A Different Perspective

While the broader market lost about 20% in the twelve months, Universal Display shareholders did even worse, losing 48% (even including dividends). Having said that, it's inevitable that some stocks will be oversold in a falling market. The key is to keep your eyes on the fundamental developments. Regrettably, last year's performance caps off a bad run, with the shareholders facing a total loss of 0.8% per year over five years. Generally speaking long term share price weakness can be a bad sign, though contrarian investors might want to research the stock in hope of a turnaround. While it is well worth considering the different impacts that market conditions can have on the share price, there are other factors that are even more important. Take risks, for example - Universal Display has 1 warning sign we think you should be aware of.

Of course, you might find a fantastic investment by looking elsewhere.
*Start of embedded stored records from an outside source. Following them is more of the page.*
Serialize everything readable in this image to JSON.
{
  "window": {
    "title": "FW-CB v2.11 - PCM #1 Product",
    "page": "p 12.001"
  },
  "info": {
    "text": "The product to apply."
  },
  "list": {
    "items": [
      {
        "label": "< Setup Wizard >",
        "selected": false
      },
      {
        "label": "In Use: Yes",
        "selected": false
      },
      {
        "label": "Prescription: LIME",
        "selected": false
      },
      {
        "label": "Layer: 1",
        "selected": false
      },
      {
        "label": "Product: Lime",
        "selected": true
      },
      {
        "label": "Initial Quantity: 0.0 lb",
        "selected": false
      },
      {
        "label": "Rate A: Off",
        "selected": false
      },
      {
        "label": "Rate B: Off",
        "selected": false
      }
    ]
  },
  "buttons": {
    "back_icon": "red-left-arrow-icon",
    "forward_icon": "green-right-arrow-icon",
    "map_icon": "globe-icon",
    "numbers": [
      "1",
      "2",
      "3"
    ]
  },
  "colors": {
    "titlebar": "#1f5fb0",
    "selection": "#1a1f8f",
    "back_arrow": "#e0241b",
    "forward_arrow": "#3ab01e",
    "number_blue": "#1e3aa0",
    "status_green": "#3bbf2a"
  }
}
So take a peek at this free list of companies we expect will grow earnings.

Please note, the market returns quoted in this article reflect the market weighted average returns of stocks that currently trade on US exchanges.

Have feedback on this article? Concerned about the content? Get in touch with us directly. Alternatively, email editorial-team (at) simplywallst.com.

This article by Simply Wall St is general in nature. We provide commentary based on historical data and analyst forecasts only using an unbiased methodology and our articles are not intended to be financial advice. It does not constitute a recommendation to buy or sell any stock, and does not take account of your objectives, or your financial situation. We aim to bring you long-term focused analysis driven by fundamental data. Note that our analysis may not factor in the latest price-sensitive company announcements or qualitative material. Simply Wall St has no position in any stocks mentioned.